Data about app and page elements
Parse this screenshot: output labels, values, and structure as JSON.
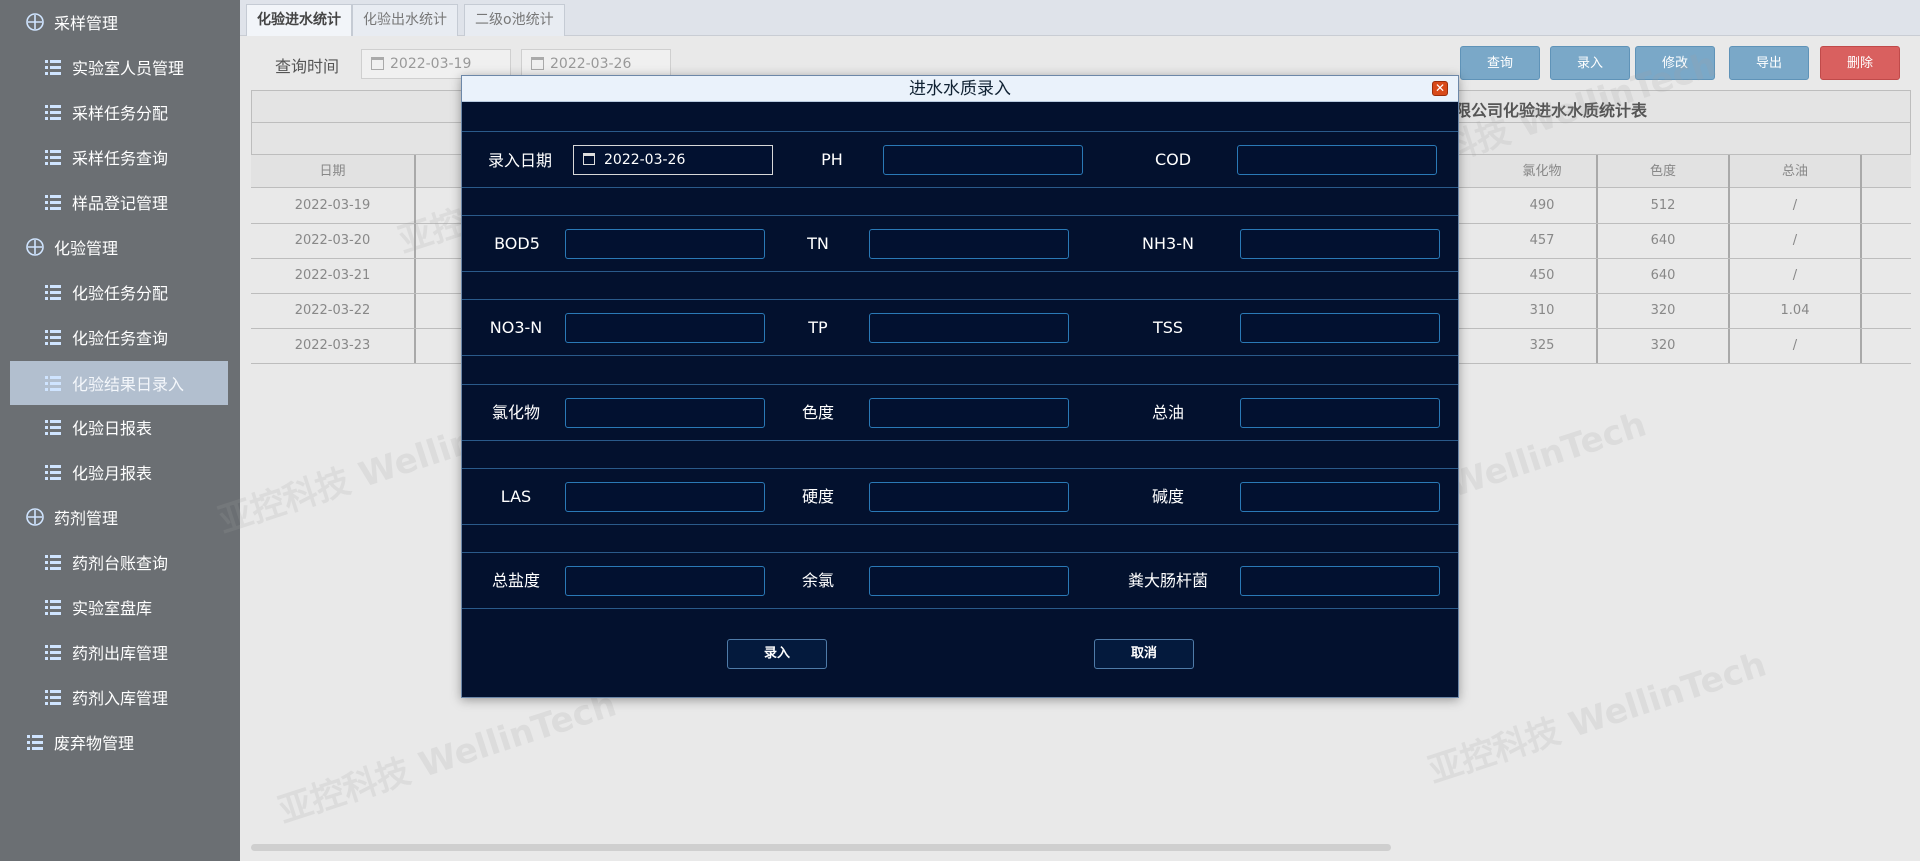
{
  "sidebar": {
    "groups": [
      {
        "label": "采样管理",
        "icon": "grid-icon"
      },
      {
        "label": "化验管理",
        "icon": "grid-icon"
      },
      {
        "label": "药剂管理",
        "icon": "grid-icon"
      },
      {
        "label": "废弃物管理",
        "icon": "list-icon"
      }
    ],
    "items": [
      {
        "label": "实验室人员管理"
      },
      {
        "label": "采样任务分配"
      },
      {
        "label": "采样任务查询"
      },
      {
        "label": "样品登记管理"
      },
      {
        "label": "化验任务分配"
      },
      {
        "label": "化验任务查询"
      },
      {
        "label": "化验结果日录入"
      },
      {
        "label": "化验日报表"
      },
      {
        "label": "化验月报表"
      },
      {
        "label": "药剂台账查询"
      },
      {
        "label": "实验室盘库"
      },
      {
        "label": "药剂出库管理"
      },
      {
        "label": "药剂入库管理"
      }
    ]
  },
  "tabs": [
    {
      "label": "化验进水统计"
    },
    {
      "label": "化验出水统计"
    },
    {
      "label": "二级o池统计"
    }
  ],
  "query": {
    "label": "查询时间",
    "start_date": "2022-03-19",
    "end_date": "2022-03-26"
  },
  "toolbar": {
    "query": "查询",
    "add": "录入",
    "edit": "修改",
    "export": "导出",
    "delete": "删除",
    "delete_color": "#d9605f",
    "button_color": "#7aa8c8"
  },
  "table": {
    "title": "限公司化验进水水质统计表",
    "headers": {
      "date": "日期",
      "chloride": "氯化物",
      "chroma": "色度",
      "oil": "总油"
    },
    "rows": [
      {
        "date": "2022-03-19",
        "chloride": "490",
        "chroma": "512",
        "oil": "/"
      },
      {
        "date": "2022-03-20",
        "chloride": "457",
        "chroma": "640",
        "oil": "/"
      },
      {
        "date": "2022-03-21",
        "chloride": "450",
        "chroma": "640",
        "oil": "/"
      },
      {
        "date": "2022-03-22",
        "chloride": "310",
        "chroma": "320",
        "oil": "1.04"
      },
      {
        "date": "2022-03-23",
        "chloride": "325",
        "chroma": "320",
        "oil": "/"
      }
    ]
  },
  "watermark": "亚控科技 WellinTech",
  "modal": {
    "title": "进水水质录入",
    "rows": [
      [
        {
          "label": "录入日期",
          "value": "2022-03-26"
        },
        {
          "label": "PH",
          "value": ""
        },
        {
          "label": "COD",
          "value": ""
        }
      ],
      [
        {
          "label": "BOD5",
          "value": ""
        },
        {
          "label": "TN",
          "value": ""
        },
        {
          "label": "NH3-N",
          "value": ""
        }
      ],
      [
        {
          "label": "NO3-N",
          "value": ""
        },
        {
          "label": "TP",
          "value": ""
        },
        {
          "label": "TSS",
          "value": ""
        }
      ],
      [
        {
          "label": "氯化物",
          "value": ""
        },
        {
          "label": "色度",
          "value": ""
        },
        {
          "label": "总油",
          "value": ""
        }
      ],
      [
        {
          "label": "LAS",
          "value": ""
        },
        {
          "label": "硬度",
          "value": ""
        },
        {
          "label": "碱度",
          "value": ""
        }
      ],
      [
        {
          "label": "总盐度",
          "value": ""
        },
        {
          "label": "余氯",
          "value": ""
        },
        {
          "label": "粪大肠杆菌",
          "value": ""
        }
      ]
    ],
    "submit": "录入",
    "cancel": "取消"
  }
}
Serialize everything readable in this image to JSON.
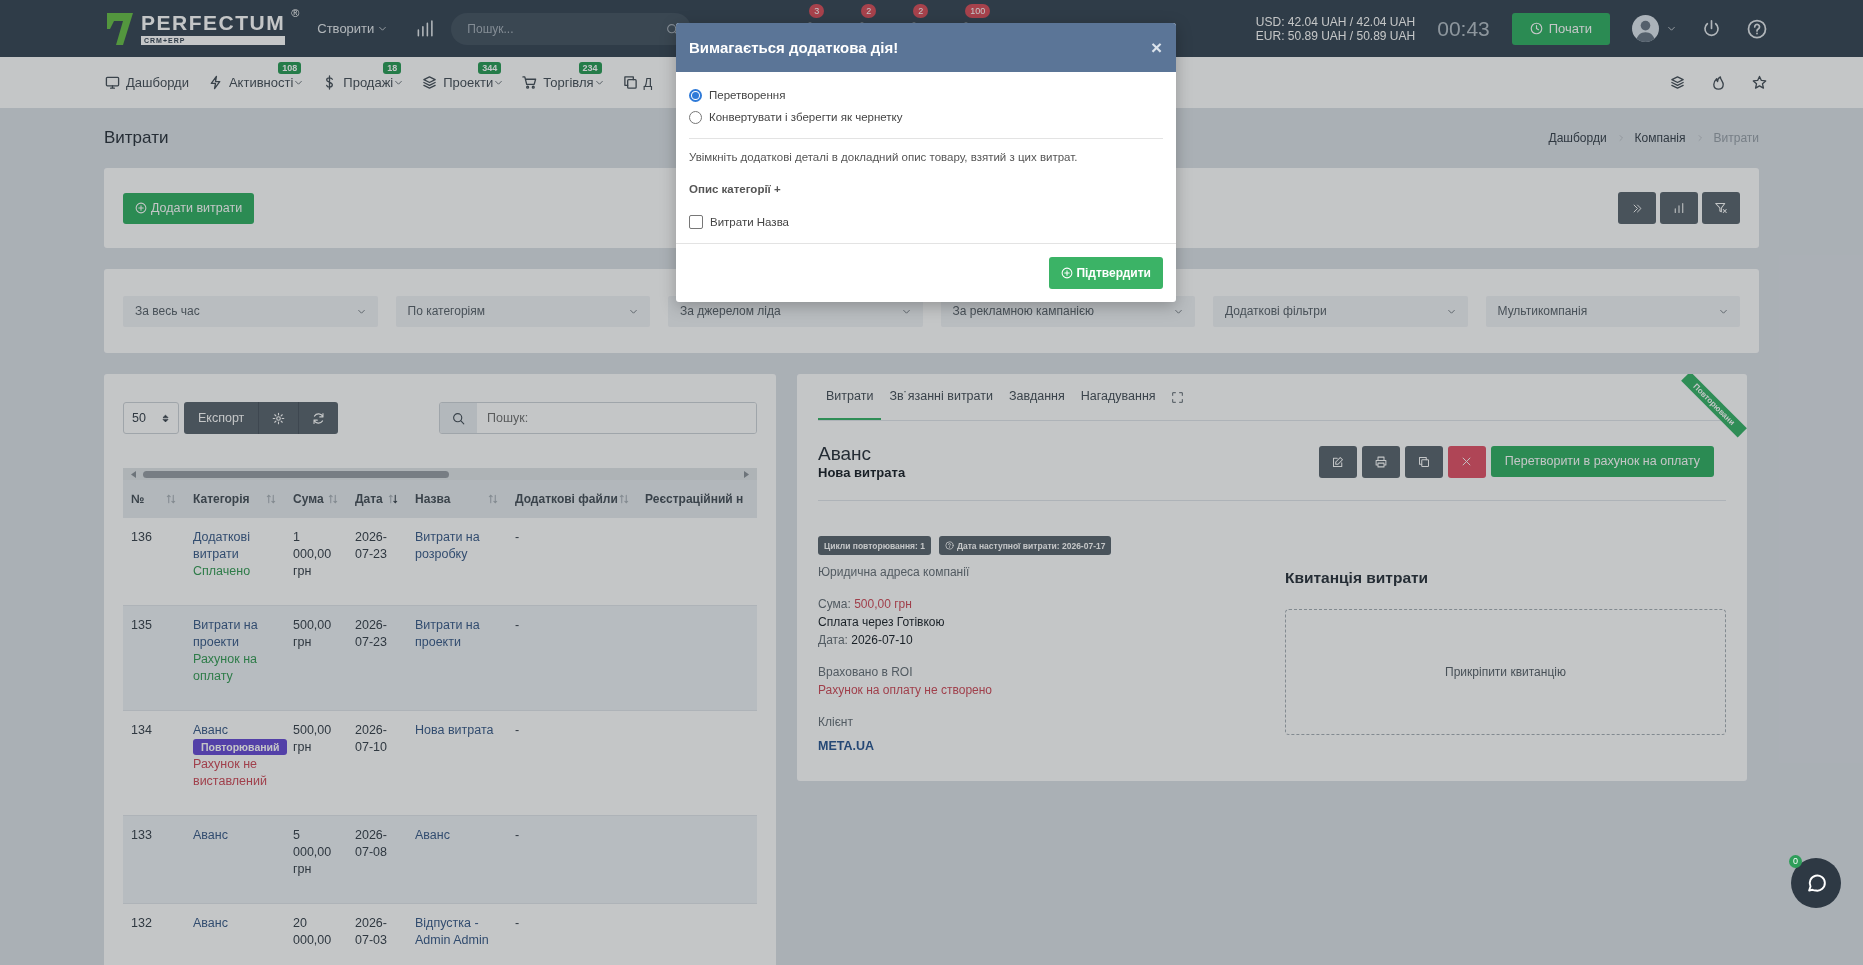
{
  "header": {
    "logo": {
      "name": "PERFECTUM",
      "registered": "®",
      "tagline": "CRM+ERP"
    },
    "create_menu": "Створити",
    "search": {
      "placeholder": "Пошук..."
    },
    "notifications": [
      {
        "badge": "3"
      },
      {
        "badge": "2"
      },
      {
        "badge": "2"
      },
      {
        "badge": "100"
      }
    ],
    "rates": [
      "USD: 42.04 UAH / 42.04 UAH",
      "EUR: 50.89 UAH / 50.89 UAH"
    ],
    "timer": "00:43",
    "start_button": "Почати"
  },
  "nav": {
    "items": [
      {
        "label": "Дашборди",
        "kind": "monitor",
        "dropdown": false
      },
      {
        "label": "Активності",
        "kind": "bolt",
        "badge": "108",
        "dropdown": true
      },
      {
        "label": "Продажі",
        "kind": "dollar",
        "badge": "18",
        "dropdown": true
      },
      {
        "label": "Проекти",
        "kind": "layers",
        "badge": "344",
        "dropdown": true
      },
      {
        "label": "Торгівля",
        "kind": "cart",
        "badge": "234",
        "dropdown": true
      },
      {
        "label": "Д",
        "kind": "copy",
        "dropdown": false
      }
    ]
  },
  "page": {
    "title": "Витрати",
    "breadcrumb": [
      {
        "label": "Дашборди",
        "current": false
      },
      {
        "label": "Компанія",
        "current": false
      },
      {
        "label": "Витрати",
        "current": true
      }
    ]
  },
  "toolbar": {
    "add_button": "Додати витрати"
  },
  "filters": [
    "За весь час",
    "По категоріям",
    "За джерелом ліда",
    "За рекламною кампанією",
    "Додаткові фільтри",
    "Мультикомпанія"
  ],
  "table": {
    "page_size": "50",
    "export_button": "Експорт",
    "search": {
      "placeholder": "Пошук:"
    },
    "columns": [
      {
        "label": "№",
        "sort_active": false
      },
      {
        "label": "Категорія",
        "sort_active": false
      },
      {
        "label": "Сума",
        "sort_active": false
      },
      {
        "label": "Дата",
        "sort_active": true
      },
      {
        "label": "Назва",
        "sort_active": false
      },
      {
        "label": "Додаткові файли",
        "sort_active": false
      },
      {
        "label": "Реєстраційний н"
      }
    ],
    "rows": [
      {
        "number": "136",
        "category": "Додаткові витрати",
        "status": {
          "text": "Сплачено",
          "kind": "success"
        },
        "amount": "1 000,00 грн",
        "date": "2026-07-23",
        "name": "Витрати на розробку",
        "files": "-"
      },
      {
        "number": "135",
        "category": "Витрати на проекти",
        "status": {
          "text": "Рахунок на оплату",
          "kind": "success"
        },
        "amount": "500,00 грн",
        "date": "2026-07-23",
        "name": "Витрати на проекти",
        "files": "-"
      },
      {
        "number": "134",
        "category": "Аванс",
        "badge": "Повторюваний",
        "status": {
          "text": "Рахунок не виставлений",
          "kind": "danger"
        },
        "amount": "500,00 грн",
        "date": "2026-07-10",
        "name": "Нова витрата",
        "files": "-"
      },
      {
        "number": "133",
        "category": "Аванс",
        "amount": "5 000,00 грн",
        "date": "2026-07-08",
        "name": "Аванс",
        "files": "-"
      },
      {
        "number": "132",
        "category": "Аванс",
        "amount": "20 000,00",
        "date": "2026-07-03",
        "name": "Відпустка - Admin Admin",
        "files": "-"
      }
    ]
  },
  "detail": {
    "tabs": [
      {
        "label": "Витрати",
        "selected": true
      },
      {
        "label": "Зв˙язанні витрати",
        "selected": false
      },
      {
        "label": "Завдання",
        "selected": false
      },
      {
        "label": "Нагадування",
        "selected": false
      }
    ],
    "ribbon": "Повторювани",
    "title": "Аванс",
    "subtitle": "Нова витрата",
    "convert_button": "Перетворити в рахунок на оплату",
    "tags": [
      {
        "text": "Цикли повторювання: 1",
        "kind": "plain"
      },
      {
        "text": "Дата наступної витрати: 2026-07-17",
        "kind": "info"
      }
    ],
    "info": {
      "company_address": "Юридична адреса компанії",
      "amount_label": "Сума:",
      "amount": "500,00 грн",
      "payment": "Сплата через Готівкою",
      "date_label": "Дата:",
      "date": "2026-07-10",
      "roi": "Враховано в ROI",
      "invoice_status": "Рахунок на оплату не створено",
      "client_label": "Клієнт",
      "client": "META.UA"
    },
    "receipt": {
      "title": "Квитанція витрати",
      "dropzone": "Прикріпити квитанцію"
    }
  },
  "chat": {
    "badge": "0"
  },
  "modal": {
    "title": "Вимагається додаткова дія!",
    "close": "×",
    "options": [
      {
        "label": "Перетворення",
        "selected": true
      },
      {
        "label": "Конвертувати і зберегти як чернетку",
        "selected": false
      }
    ],
    "description": "Увімкніть додаткові деталі в докладний опис товару, взятий з цих витрат.",
    "section_title": "Опис категорії +",
    "checkboxes": [
      {
        "label": "Витрати Назва",
        "checked": false
      }
    ],
    "confirm_button": "Підтвердити"
  }
}
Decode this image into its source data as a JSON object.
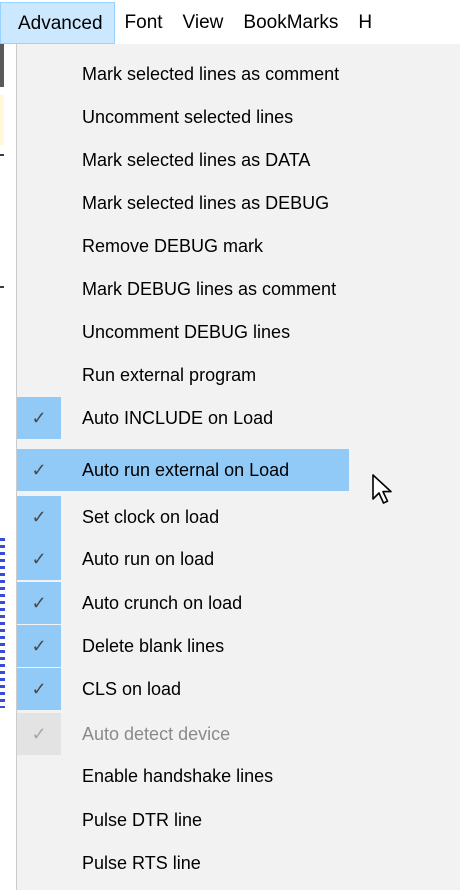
{
  "menubar": {
    "items": [
      {
        "label": "Advanced"
      },
      {
        "label": "Font"
      },
      {
        "label": "View"
      },
      {
        "label": "BookMarks"
      },
      {
        "label": "H"
      }
    ]
  },
  "menu": {
    "items": [
      {
        "label": "Mark selected lines as comment",
        "checked": false
      },
      {
        "label": "Uncomment selected lines",
        "checked": false
      },
      {
        "label": "Mark selected lines as DATA",
        "checked": false
      },
      {
        "label": "Mark selected lines as DEBUG",
        "checked": false
      },
      {
        "label": "Remove DEBUG mark",
        "checked": false
      },
      {
        "label": "Mark DEBUG lines as comment",
        "checked": false
      },
      {
        "label": "Uncomment DEBUG lines",
        "checked": false
      },
      {
        "label": "Run external program",
        "checked": false
      },
      {
        "label": "Auto INCLUDE on Load",
        "checked": true
      },
      {
        "label": "Auto run external on Load",
        "checked": true,
        "highlighted": true
      },
      {
        "label": "Set clock on load",
        "checked": true
      },
      {
        "label": "Auto run on load",
        "checked": true
      },
      {
        "label": "Auto crunch on load",
        "checked": true
      },
      {
        "label": "Delete blank lines",
        "checked": true
      },
      {
        "label": "CLS on load",
        "checked": true
      },
      {
        "label": "Auto detect device",
        "checked": true,
        "disabled": true
      },
      {
        "label": "Enable handshake lines",
        "checked": false
      },
      {
        "label": "Pulse DTR line",
        "checked": false
      },
      {
        "label": "Pulse RTS line",
        "checked": false
      }
    ]
  },
  "icons": {
    "check": "✓",
    "cursor": "arrow-pointer-icon"
  },
  "colors": {
    "highlight": "#91c9f7",
    "menubar_open": "#cce8ff",
    "menu_background": "#f2f2f2",
    "disabled_text": "#8a8a8a"
  }
}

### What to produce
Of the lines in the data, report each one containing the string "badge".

### Solution for this problem
        "badge": "3"
        "badge": "2"
        "badge": "2"
        "badge": "100"
        "badge": "108",
        "badge": "18",
        "badge": "344",
        "badge": "234",
        "badge": "Повторюваний",
    "badge": "0"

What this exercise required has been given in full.